:: Task material ::

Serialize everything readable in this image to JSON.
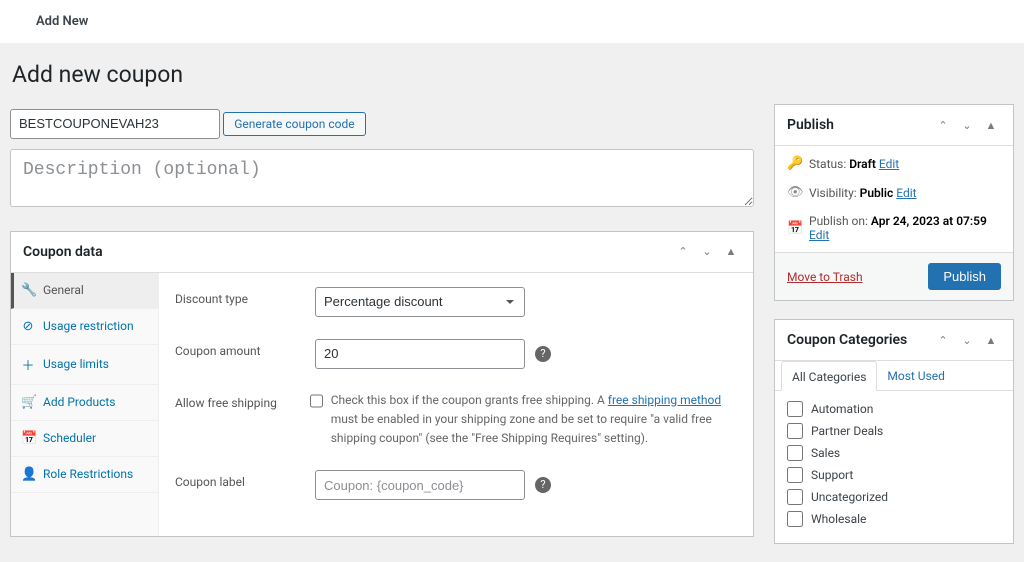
{
  "top_bar": {
    "title": "Add New"
  },
  "page": {
    "title": "Add new coupon"
  },
  "form": {
    "coupon_code": "BESTCOUPONEVAH23",
    "generate_btn": "Generate coupon code",
    "description_placeholder": "Description (optional)"
  },
  "coupon_data": {
    "title": "Coupon data",
    "tabs": [
      {
        "icon": "🔧",
        "label": "General"
      },
      {
        "icon": "⊘",
        "label": "Usage restriction"
      },
      {
        "icon": "＋",
        "label": "Usage limits"
      },
      {
        "icon": "🛒",
        "label": "Add Products"
      },
      {
        "icon": "📅",
        "label": "Scheduler"
      },
      {
        "icon": "👤",
        "label": "Role Restrictions"
      }
    ],
    "fields": {
      "discount_type_label": "Discount type",
      "discount_type_value": "Percentage discount",
      "amount_label": "Coupon amount",
      "amount_value": "20",
      "free_ship_label": "Allow free shipping",
      "free_ship_hint_pre": "Check this box if the coupon grants free shipping. A ",
      "free_ship_link": "free shipping method",
      "free_ship_hint_post": " must be enabled in your shipping zone and be set to require \"a valid free shipping coupon\" (see the \"Free Shipping Requires\" setting).",
      "coupon_label_label": "Coupon label",
      "coupon_label_placeholder": "Coupon: {coupon_code}"
    }
  },
  "publish": {
    "title": "Publish",
    "status_label": "Status:",
    "status_value": "Draft",
    "visibility_label": "Visibility:",
    "visibility_value": "Public",
    "publish_on_label": "Publish on:",
    "publish_on_value": "Apr 24, 2023 at 07:59",
    "edit": "Edit",
    "trash": "Move to Trash",
    "publish_btn": "Publish"
  },
  "categories": {
    "title": "Coupon Categories",
    "tab_all": "All Categories",
    "tab_used": "Most Used",
    "items": [
      "Automation",
      "Partner Deals",
      "Sales",
      "Support",
      "Uncategorized",
      "Wholesale"
    ]
  }
}
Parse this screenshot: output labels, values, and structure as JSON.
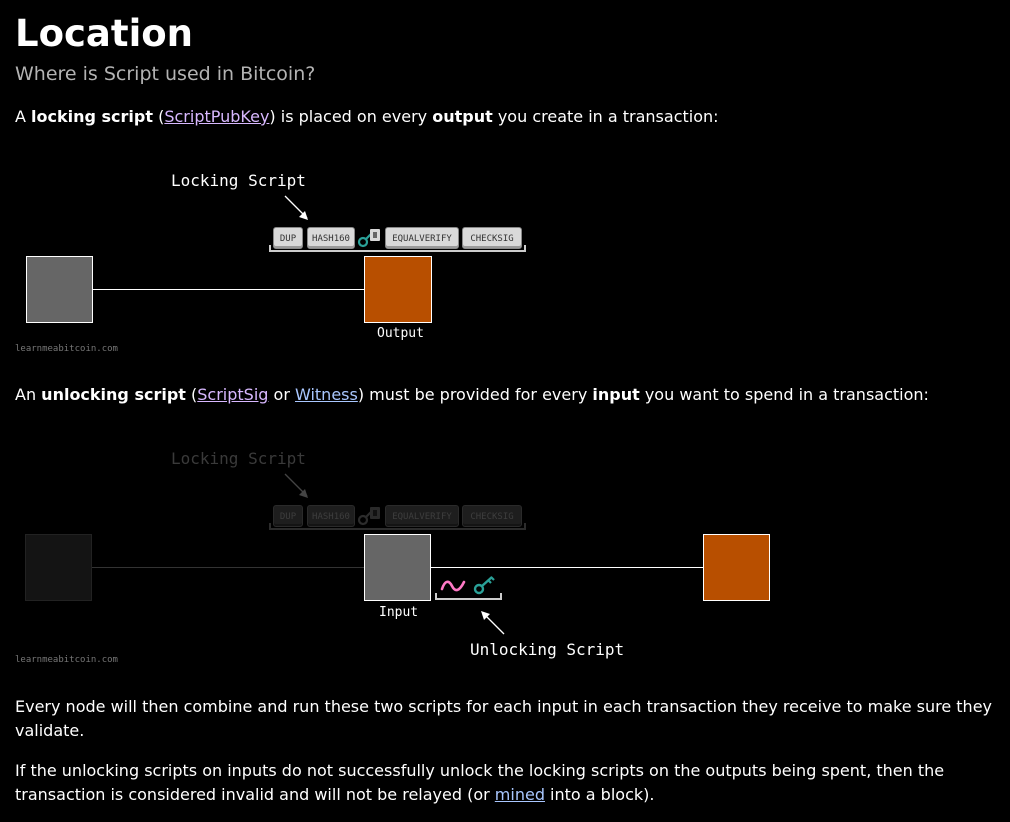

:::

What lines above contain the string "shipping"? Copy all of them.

      "free_ship_label": "Allow free shipping",
      "free_ship_hint_pre": "Check this box if the coupon grants free shipping. A ",
      "free_ship_link": "free shipping method",
      "free_ship_hint_post": " must be enabled in your shipping zone and be set to require \"a valid free shipping coupon\" (see the \"Free Shipping Requires\" setting).",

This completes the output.